== Source data ==
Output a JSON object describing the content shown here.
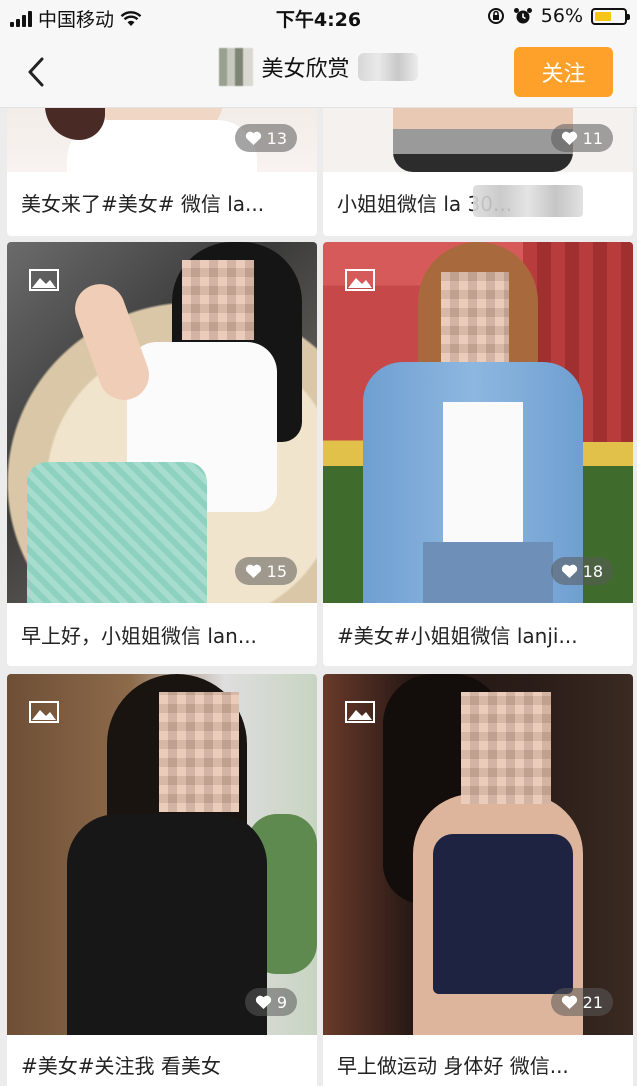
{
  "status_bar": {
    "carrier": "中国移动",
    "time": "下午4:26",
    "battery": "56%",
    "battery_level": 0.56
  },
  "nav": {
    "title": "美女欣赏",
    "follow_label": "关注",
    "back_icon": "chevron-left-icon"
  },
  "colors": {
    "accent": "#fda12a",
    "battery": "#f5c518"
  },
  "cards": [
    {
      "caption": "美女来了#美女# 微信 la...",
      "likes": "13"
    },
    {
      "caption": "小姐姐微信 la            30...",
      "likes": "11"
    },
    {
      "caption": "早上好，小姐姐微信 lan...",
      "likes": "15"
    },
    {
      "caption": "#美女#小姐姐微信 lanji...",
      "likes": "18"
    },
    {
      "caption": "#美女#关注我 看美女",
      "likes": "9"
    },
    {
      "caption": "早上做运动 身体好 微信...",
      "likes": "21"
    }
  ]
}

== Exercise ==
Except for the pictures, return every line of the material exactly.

== Worked solution ==
Output a JSON object describing the content shown here.
{
  "status_bar": {
    "carrier": "中国移动",
    "time": "下午4:26",
    "battery": "56%",
    "battery_level": 0.56
  },
  "nav": {
    "title": "美女欣赏",
    "follow_label": "关注",
    "back_icon": "chevron-left-icon"
  },
  "colors": {
    "accent": "#fda12a",
    "battery": "#f5c518"
  },
  "cards": [
    {
      "caption": "美女来了#美女# 微信 la...",
      "likes": "13"
    },
    {
      "caption": "小姐姐微信 la            30...",
      "likes": "11"
    },
    {
      "caption": "早上好，小姐姐微信 lan...",
      "likes": "15"
    },
    {
      "caption": "#美女#小姐姐微信 lanji...",
      "likes": "18"
    },
    {
      "caption": "#美女#关注我 看美女",
      "likes": "9"
    },
    {
      "caption": "早上做运动 身体好 微信...",
      "likes": "21"
    }
  ]
}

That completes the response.